Thursday, June 10, 2010

I Had A Dream

At some point I realized that what was holding me back from doing something significant in quilts was the fact that I was always trying to do something beautiful. It is not so much the striving for beauty that was messing me up as the fact that I was trying to please others thereby, and it is not by pleasing others that you find a way to do something powerful and individual.

Subsequently I found myself going off into directions that, far from pleasing others, seem to be alienating them. I don't know where this path is going to lead me eventually, but in the short run it is taking me away from the pleasing place.

I think it started a few years ago when I had a dream of a graffiti quilt, an ugly pink field with the word "QUILT" across the bottom in big, spray painted letters. I actually talked to a graffiti artist about painting a apiece of fabric for me, but he was repelled by the idea. He seemed disgusted that I had suggested it. Now, that is funny: the idea of putting graffiti on a quilt disgusts quilters and graffiti artists alike, because the worst possible thing is for them to be associated with each other.

This spring I ran across this idea in an old notebook and realized that it would be perfect for a bias tape quilt. Graffiti, I figured, would so obscure whatever was in the background that it would not matter what the background consisted of. So I just assembled an abstract field of scraps upon which I could scribble. The day I started sewing it, I received in the mail a package of bias tape from a woman who had seen my lecture in Seattle the week before. It was all various shades of pink. Obviously, fate wanted me to execute my pink graffiti in a sort of mirror image of the one in my dream.

As my friend Barbara Brackman said when she saw some of my new quilts, "Sometimes you can be TOO abstract." Maybe so, but at least I am no longer being a people pleaser--that's for sure.

Saturday, May 1, 2010

New Quilt

I made this quilt top when I was the artist in residence at the de Young museum during the month of March. It was just about the most fun I ever had, the residency, that is. But making this was a treat as well. When I started, all I knew was that I wanted to sew a bunch of this aqua blue bias, so I picked these orange fabrics to set it off. The stuff on the left came from a garage sale--the maker was selling this "failure" from a dye class, perfect for my purposes. After a while I realized I was making a river, so I ended up adding some tributaries and mountains and etc., then quilted it all over with crazy salmon.

My only real disappointment came when I took the last stitch on the binding and hung it up on the wall of my studio: the edges looked like the edge of a potato chip. There was nothing to do but to tear it off and figure some way to make it lay flatter. What I ended up doing was just folding the top and back together and whip stitching them--no binding at all. Now it hangs pretty flat and behaves pretty well.

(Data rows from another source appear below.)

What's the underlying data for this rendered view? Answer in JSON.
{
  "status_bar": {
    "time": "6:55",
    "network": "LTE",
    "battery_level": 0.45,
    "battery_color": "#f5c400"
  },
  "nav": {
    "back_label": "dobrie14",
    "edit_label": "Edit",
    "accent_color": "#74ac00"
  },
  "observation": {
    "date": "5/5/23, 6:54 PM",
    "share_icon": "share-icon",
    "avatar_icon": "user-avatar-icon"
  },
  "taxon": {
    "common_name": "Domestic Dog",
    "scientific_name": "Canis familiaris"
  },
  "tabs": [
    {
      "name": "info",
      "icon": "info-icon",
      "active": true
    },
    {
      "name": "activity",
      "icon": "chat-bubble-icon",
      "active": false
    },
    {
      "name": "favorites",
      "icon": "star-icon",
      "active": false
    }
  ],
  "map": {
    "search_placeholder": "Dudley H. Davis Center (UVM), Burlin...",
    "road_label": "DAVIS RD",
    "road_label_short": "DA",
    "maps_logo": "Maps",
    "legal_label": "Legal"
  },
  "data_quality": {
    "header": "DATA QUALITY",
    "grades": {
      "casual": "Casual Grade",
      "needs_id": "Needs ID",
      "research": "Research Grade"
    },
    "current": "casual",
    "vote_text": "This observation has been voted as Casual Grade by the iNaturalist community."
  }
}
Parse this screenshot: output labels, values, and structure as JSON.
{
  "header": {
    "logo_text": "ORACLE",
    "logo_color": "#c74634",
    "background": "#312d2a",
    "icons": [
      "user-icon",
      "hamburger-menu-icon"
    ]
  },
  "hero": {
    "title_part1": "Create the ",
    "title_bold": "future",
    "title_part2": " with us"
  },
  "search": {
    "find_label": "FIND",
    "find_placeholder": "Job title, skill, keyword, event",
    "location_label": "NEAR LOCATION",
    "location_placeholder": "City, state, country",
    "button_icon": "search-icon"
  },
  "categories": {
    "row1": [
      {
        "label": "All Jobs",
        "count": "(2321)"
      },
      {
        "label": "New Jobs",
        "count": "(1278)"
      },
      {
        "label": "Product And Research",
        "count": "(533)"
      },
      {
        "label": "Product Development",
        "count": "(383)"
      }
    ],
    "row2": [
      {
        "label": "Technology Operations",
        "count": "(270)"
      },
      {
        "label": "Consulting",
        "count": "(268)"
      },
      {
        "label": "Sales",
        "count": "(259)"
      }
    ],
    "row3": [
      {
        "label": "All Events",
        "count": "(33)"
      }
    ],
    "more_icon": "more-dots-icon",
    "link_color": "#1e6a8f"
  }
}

The thing is, it is all enjoyable. Sewing the strips on, quilting it, binding it--I never get tired of taking some simple materials and turning them into something I like to look at. It is, as they say, a hoot. This one is called "Up The River of Good Intentions."

Saturday, January 30, 2010

Unknown Block

Here's a pattern you don't see every day. I thought it was a Maltese Cross variation, which I suppose it could be. I found it in a stack of quilts owned by Connie Davidson when she showed me her collection last week in Hilton Head. Anyway, it seems to be a sort of floral design, a tuilp, I guess, made of a Maltese Cross style block. What I like about it is how logical, even inevitable it looks. Of course you would make a tulip like that!

Of course the other thing I like is that women have always invented patterns, anyone who could make a quilt could make it her own way, or could invent her own pattern. Any signs of this creative impulse make me happy.

Wednesday, January 13, 2010

Looks Like A Mess

It does not look like much at the moment but it will look better when I get it done tomorrow. When I started this all I knew was that I had this green and white pinstripe that I wanted to cut up and piece back together. So I started cutting and sewing, not knowing and not caring what it was going to look like at the end. Then I saw the picture at the top of persimmons in the snow by my friend Gail Anderson of Oxford, England. Yes! I could make a bunch of small orange things and scatter them around and end up with something sort of like that. But from the minute I started trying to make the persimmons, my judgemental side took off and went crazy: "Nope, that's not orange enough...wrong...not over there...looks stupid..." and etc. So I spent a whole day trying to make little orange things I could fit in here somehow.

I finally figured out that I was never going to be happy with it, because I was trying to compete with the image of perfection I had in my mind. I can't work that way, so I quit.

The next day I was idly sipping at my coffee when I noticed that I had originally pulled out this golden African fabric, and had a feeling that it would go well with the pinstripe. So I laid it on the piecework I had created and just loved the combination. Then I could start cutting and sewing again, and waiting for something to develop. At the last minute of my third day sewing, I saw something that made the whole thing come into focus for me. Then I knew how to continue, what kind of effect I was looking for, how to proceed.

"Sewing Without Knowing" is hard to follow.